This was a fun story, entertaining, but not without something intellectual. Namely, alongside the characters (perhaps shaped too much) and the adventuThis was a fun story, entertaining, but not without something intellectual. Namely, alongside the characters (perhaps shaped too much) and the adventure (written about as you might expect for a bestseller), the theme that runs throughout is how humankind evolved. Auel spells out a story about our biological shift, but more so, she points to our cultural evolution. Ayla challenges and adapts their tribe toward new social interaction and group norms, new scientific method and knowledge; and her very presence pushes them to consider more deeply how the religious life functions. (You wonder what David Sloan Wilson would say about this.) Perhaps most importantly, we see Ayla wrapped up in a development from brutality toward mercy and compassion. (You wonder what Xavier Le Pichon would say about that.)...more
The idea for this story was very clever, and certainly entertaining as a guilty pleasure. However, the writing was uninspired at best, the charactersThe idea for this story was very clever, and certainly entertaining as a guilty pleasure. However, the writing was uninspired at best, the characters hollow, and the dialogue sometimes comically bad. Moreover, I lost count of typos… With the religious implications throughout, my interest remained; but had Card floated his time travel in any other way, or if religio-moral engineering isn’t your bag, this will be a flat, silly little beach read....more

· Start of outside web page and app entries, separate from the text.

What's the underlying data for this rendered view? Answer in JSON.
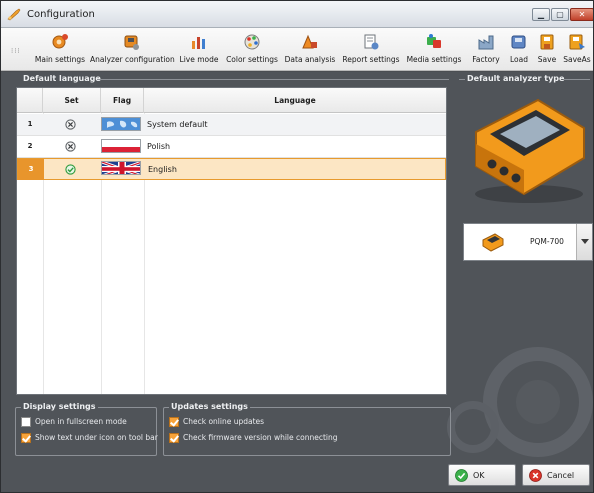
{
  "window": {
    "title": "Configuration",
    "controls": [
      "minimize",
      "maximize",
      "close"
    ]
  },
  "toolbar": {
    "items": [
      {
        "label": "Main settings",
        "icon": "main-settings-icon"
      },
      {
        "label": "Analyzer configuration",
        "icon": "analyzer-configuration-icon"
      },
      {
        "label": "Live mode",
        "icon": "live-mode-icon"
      },
      {
        "label": "Color settings",
        "icon": "color-settings-icon"
      },
      {
        "label": "Data analysis",
        "icon": "data-analysis-icon"
      },
      {
        "label": "Report settings",
        "icon": "report-settings-icon"
      },
      {
        "label": "Media settings",
        "icon": "media-settings-icon"
      },
      {
        "label": "Factory",
        "icon": "factory-icon"
      },
      {
        "label": "Load",
        "icon": "load-icon"
      },
      {
        "label": "Save",
        "icon": "save-icon"
      },
      {
        "label": "SaveAs",
        "icon": "save-as-icon"
      }
    ]
  },
  "default_language": {
    "title": "Default language",
    "columns": [
      "",
      "Set",
      "Flag",
      "Language"
    ],
    "rows": [
      {
        "num": "1",
        "set": "not-set",
        "flag": "world",
        "language": "System default"
      },
      {
        "num": "2",
        "set": "not-set",
        "flag": "poland",
        "language": "Polish"
      },
      {
        "num": "3",
        "set": "set",
        "flag": "united-kingdom",
        "language": "English",
        "selected": true
      }
    ]
  },
  "analyzer": {
    "title": "Default analyzer type",
    "selected": "PQM-700"
  },
  "display_settings": {
    "title": "Display settings",
    "options": [
      {
        "label": "Open in fullscreen mode",
        "checked": false
      },
      {
        "label": "Show text under icon on tool bar",
        "checked": true
      }
    ]
  },
  "updates_settings": {
    "title": "Updates settings",
    "options": [
      {
        "label": "Check online updates",
        "checked": true
      },
      {
        "label": "Check firmware version while connecting",
        "checked": true
      }
    ]
  },
  "buttons": {
    "ok": "OK",
    "cancel": "Cancel"
  },
  "colors": {
    "accent": "#e8952c",
    "selection": "#fce6c4",
    "panel": "#505459",
    "ok": "#3bb04a",
    "cancel": "#d9342b"
  }
}
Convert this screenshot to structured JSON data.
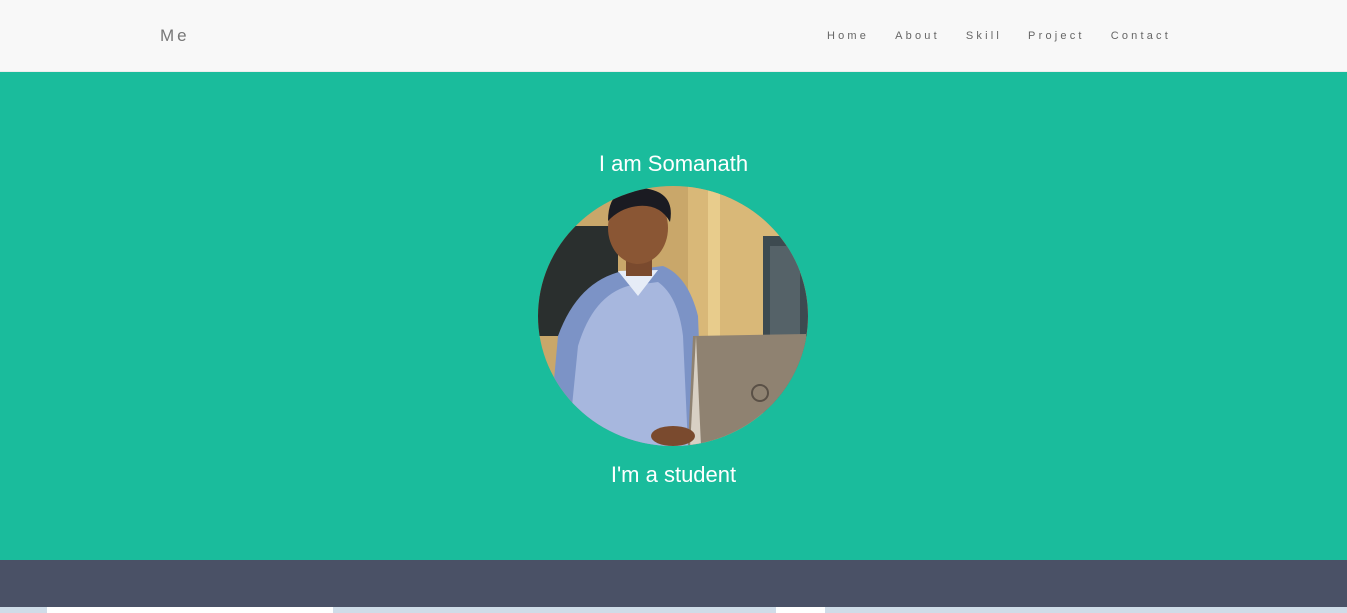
{
  "navbar": {
    "brand": "Me",
    "links": [
      "Home",
      "About",
      "Skill",
      "Project",
      "Contact"
    ]
  },
  "hero": {
    "title": "I am Somanath",
    "subtitle": "I'm a student",
    "background_color": "#1abc9c"
  },
  "icons": {
    "avatar": "profile-photo"
  },
  "colors": {
    "nav_background": "#f8f8f8",
    "dark_band": "#4a5166"
  }
}
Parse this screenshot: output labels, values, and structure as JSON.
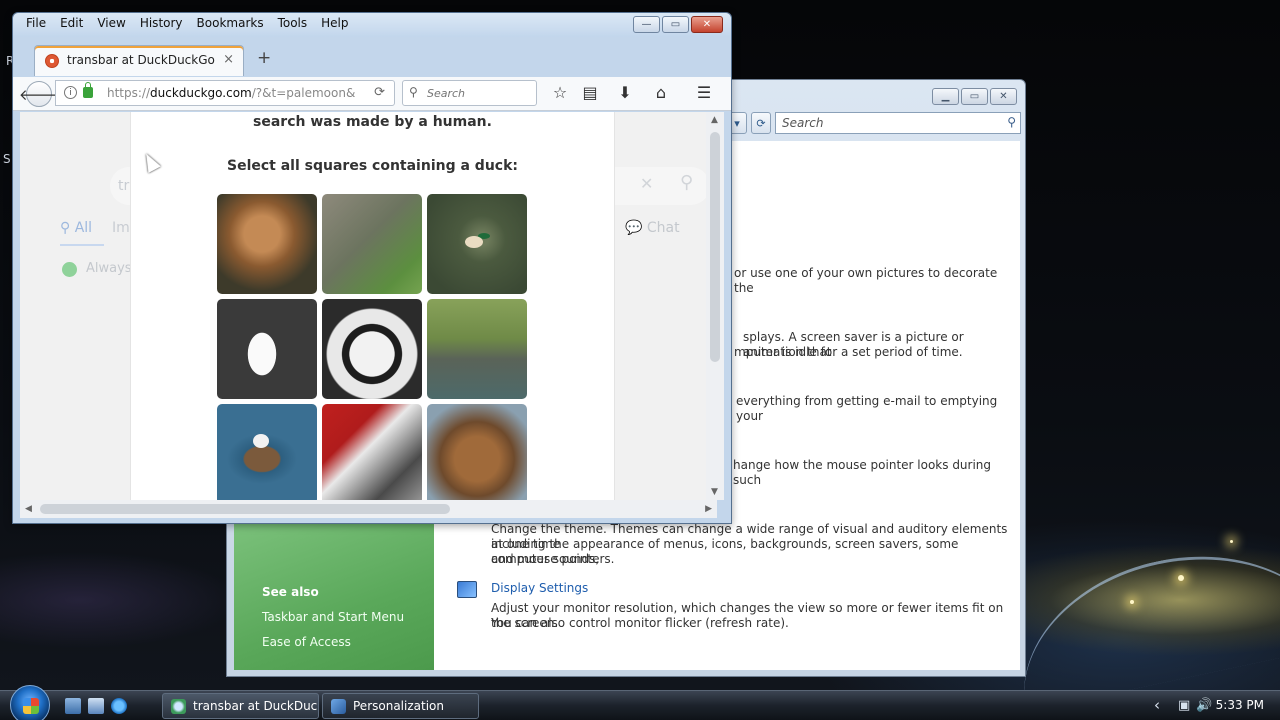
{
  "desktop": {
    "edge_letter_top": "R",
    "edge_letter_mid": "S"
  },
  "browser": {
    "menu": [
      "File",
      "Edit",
      "View",
      "History",
      "Bookmarks",
      "Tools",
      "Help"
    ],
    "window_controls": {
      "minimize": "—",
      "maximize": "▭",
      "close": "✕"
    },
    "tab": {
      "title": "transbar at DuckDuckGo",
      "close": "×"
    },
    "new_tab": "+",
    "url": {
      "scheme": "https://",
      "host": "duckduckgo.com",
      "rest": "/?&t=palemoon&"
    },
    "search_placeholder": "Search",
    "ddg_background": {
      "query": "tra",
      "tab_all": "All",
      "tab_images": "Ima",
      "chat": "Chat",
      "always": "Always"
    },
    "captcha": {
      "line1": "search was made by a human.",
      "prompt": "Select all squares containing a duck:",
      "tiles": [
        "gibbon",
        "gorilla",
        "mallard-duck",
        "white-duck",
        "panda",
        "elephant",
        "ruddy-duck",
        "husky",
        "orangutan"
      ]
    }
  },
  "control_panel": {
    "search_placeholder": "Search",
    "text_desktop_bg": "or use one of your own pictures to decorate the",
    "text_screensaver_1": "splays. A screen saver is a picture or animation that",
    "text_screensaver_2": "mputer is idle for a set period of time.",
    "text_sounds": "everything from getting e-mail to emptying your",
    "text_pointers": "hange how the mouse pointer looks during such",
    "text_theme_1": "Change the theme. Themes can change a wide range of visual and auditory elements at one time",
    "text_theme_2": "including the appearance of menus, icons, backgrounds, screen savers, some computer sounds,",
    "text_theme_3": "and mouse pointers.",
    "display_settings_link": "Display Settings",
    "display_text_1": "Adjust your monitor resolution, which changes the view so more or fewer items fit on the screen.",
    "display_text_2": "You can also control monitor flicker (refresh rate).",
    "see_also": "See also",
    "see_also_links": [
      "Taskbar and Start Menu",
      "Ease of Access"
    ]
  },
  "taskbar": {
    "buttons": [
      "transbar at DuckDuc...",
      "Personalization"
    ],
    "clock": "5:33 PM",
    "tray_arrow": "‹"
  }
}
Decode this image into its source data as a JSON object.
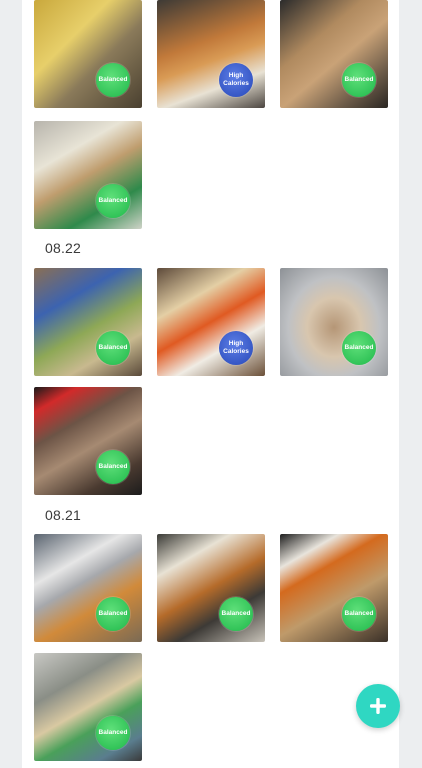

Sacks’ own stories are interesting, and his patients’ stories are touching and fascinating. Musicophilia is definitely what its sub-title expresses: “Sacks’ own stories are interesting, and his patients’ stories are touching and fascinating. Musicophilia is definitely what its sub-title expresses: “Tales of Music and the Brain”. Yet for all the descriptions of extraordinary and dysfunctional brains interacting with classical music or aspects thereof, the book was very light about ‘normal’ brains, or for that matter ‘normal’, popular or traditional music. Perhaps this was my own poor expectations, but I hoped to find at least some basic conclusions about psychology or neurology, rather than simply a litany of estimations about abnormal situations.